- creation – Gen C’ers create their own content, valuing relevance and originality over polish and perfection
- curation – Gen C’ers share things they like and identify with things they share
- connection – Gen C’ers naturally use online methods to connect with others and consume content; they are happy to be “always-on”
- community – Gen C’ers are more interested in joining communities with a cause than joining committees
Gen C’ers are content to embrace the online world as part of the real world, rather than something distinct and different from it. The distinction has moved from choosing between the real world and the online world, to understand that the real world includes the physical world and the online world.
Gen C’ers are content to interact with “the internet of things”, and they will happily talk to Alexa or Siri and ask them to give instructions to their household appliances as part of everyday life.
Some years ago, websites went through a transformation from “desktop-first” to “mobile-first”. The earliest websites were created when the only means of accessing the internet, the World Wide Web, were desktop PCs. There was no mobile internet access until well after the smartphone arrived with the production of the iPhone, and even then we had to wait a while for mobile internet access to fully emerge.
As smartphone technology improved, so we started to be able to access websites through mobile devices, which proved to be a problem for mobile users since websites didn’t load well on a mobile platform. So, before long the market moved to what became known as a “mobile-first” design, where websites were optimised for viewing on a mobile device first.
“Eric Schmidt (CEO of Google) proposed at the Mobile World Congress in 2010 that designers should follow the “mobile first” rule in product design.”
It seems that in the “new normal”, our Generation C will have us consider “mobile-first”, oir rather “digital-first” in all of our activities.

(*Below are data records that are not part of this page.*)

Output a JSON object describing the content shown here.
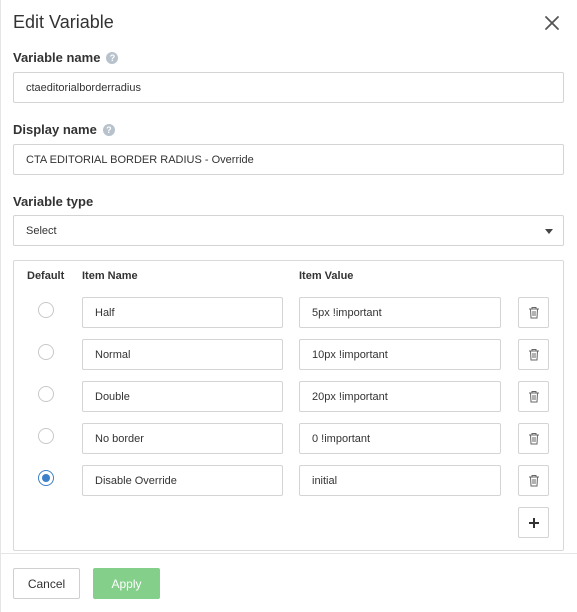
{
  "dialog": {
    "title": "Edit Variable",
    "close_icon": "close-icon"
  },
  "variable_name": {
    "label": "Variable name",
    "help_icon": "help-icon",
    "value": "ctaeditorialborderradius"
  },
  "display_name": {
    "label": "Display name",
    "help_icon": "help-icon",
    "value": "CTA EDITORIAL BORDER RADIUS - Override"
  },
  "variable_type": {
    "label": "Variable type",
    "selected": "Select",
    "icon": "caret-down-icon"
  },
  "items_table": {
    "headers": {
      "default": "Default",
      "item_name": "Item Name",
      "item_value": "Item Value"
    },
    "rows": [
      {
        "name": "Half",
        "value": "5px !important",
        "default": false
      },
      {
        "name": "Normal",
        "value": "10px !important",
        "default": false
      },
      {
        "name": "Double",
        "value": "20px !important",
        "default": false
      },
      {
        "name": "No border",
        "value": "0 !important",
        "default": false
      },
      {
        "name": "Disable Override",
        "value": "initial",
        "default": true
      }
    ],
    "row_action_icon": "trash-icon",
    "add_icon": "plus-icon"
  },
  "footer": {
    "cancel_label": "Cancel",
    "apply_label": "Apply"
  },
  "colors": {
    "accent": "#3d7fc9",
    "apply": "#84cf8a",
    "border": "#d4d4d4"
  }
}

This will inevitably bring a reduction of costs and of fuel consumption as we all start to meet together online, rather than having to travel to meet physically. Having had to embrace some new ways of working online and from home, any fears that may have prevented us from giving it a try have now been overcome. We’ve had to give it a try, and many people will have found that “it works”.
Rather than designing for the physical world, and then simulate that design in the online world, we’ll be designing for the online world, and simulating that in the physical world. We’ll start living our lives digital-first.
“Our new normal is where we’ll start living our lives digital-first.”
About Roger Fairhead
Roger is a Leadership specialist and uses the PRIZE Winning Leadership model to help leaders improve their effectiveness and that of their teams, through remote and on-site delivery of keynotes, group training events and individual coaching sessions.
He is the author of several books including "PRIZE Winning Leadership" and “Personal Productivity Planner”, a Chartered Engineer, a Fellow of the Institute of Leadership and Management and a Director of the Global Leadership Network UK with extensive experience in Project Management and Sales.
“He is articulate, tracks complex issues with ease and has an incredible gift for raising pearls of wisdom out of the murky depths of people and process.” His passion is to help people to learn effective leadership skills to lead their teams to capitalize on their strengths and passions to realize their dreams.
Roger also invests into the dreams of families in the world’s underserved communities to offer them small loans that empower them to invest in their future, to provide for their families and give back to their communities.